A new serial killer has popped up. “Buffalo Bill” has killed five victims when we enter the scene. A young trainee agent is sent to speak with the notorious Hannibal Lecter, a psychologist who is committed to an asylum for the criminally insane after murdering and eating several of his patients. The agent who sends here on this mission is hoping that she may be able to recover some information that will help the FBI capture Buffalo Bill.
As our trainee, Clarice, begins to seemingly befriend Lecter a senator’s daughter is abducted by Buffalo Bill and the hunt is on.
As Clarice works with the Behavioral Analysis Unit and begins to decipher the clues from both Bill and Lecter himself, she gets deep into the hunt for the killer. But will she come out of this the same?
-Genre: Psychological Thriller
-Creator: based on the book The Silence of the Lambs by Thomas Harris
-Length: 118 minutes
-Rating: R (sex and nudity, extreme violence and gore, moderate profanity, realistically intense scenes dealing with stalking and murder)
-Where to Watch: Netflix, Amazon Prime Video, Hulu, iTunes, YouTube, or find it at your local library
-Main Cast: Jodi Foster, Anthony Hopkins, Scott Glenn, Ted Levine, Anthony Heald, Brooke Smith
-Page of Reference in RPO: 172
Review (contains spoilers):
A decent psychological thriller that sadly doesn’t stand the test of time cinematically in the horror genre.
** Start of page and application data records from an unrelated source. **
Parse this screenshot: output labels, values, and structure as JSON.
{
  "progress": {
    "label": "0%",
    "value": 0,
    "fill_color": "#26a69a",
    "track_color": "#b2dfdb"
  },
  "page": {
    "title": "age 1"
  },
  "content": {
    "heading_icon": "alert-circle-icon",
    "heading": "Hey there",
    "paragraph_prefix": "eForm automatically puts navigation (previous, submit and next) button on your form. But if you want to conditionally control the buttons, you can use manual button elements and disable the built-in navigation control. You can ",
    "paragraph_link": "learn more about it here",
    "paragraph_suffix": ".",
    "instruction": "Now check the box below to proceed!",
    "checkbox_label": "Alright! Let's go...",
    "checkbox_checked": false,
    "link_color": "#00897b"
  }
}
Or maybe I just watch too many films and true crime items and am just desensitized to the whole idea.
While the story line is well thought out and provocative and both Jodi Foster and Anthony Hopkins give stunning performances in their rolls as Agent and Serial Killer, the cinematography and the designs are thourally 1990s or even 1980s. which works overall for the idea and the general feel of the film.
Yet when viewed through the lens of modern film which has managed to not only push the agenda when it comes to blood and gore but also on the desensitization of the film goer this just doesn’t seem to hold up anymore.
I remember watching this when I was younger and it frightening me. But now having literally spent a good portion of my adult life fascinated by serial killers and the inner working of their mind I don’t find this to be a real psychological thriller any longer.
It is intense in places and leaves one feeling slimy when you connect with Lecter…which sadly happens a few times because he is able to showcase a human side even while you know he is manipulating Clarice for some nefarious reason or another. But honestly I’ve been more on edge during an episode of Criminal Minds or the first Saw movie that I was the entire time re-watching this film…
Maybe I will find the book more difficult to get through at my age.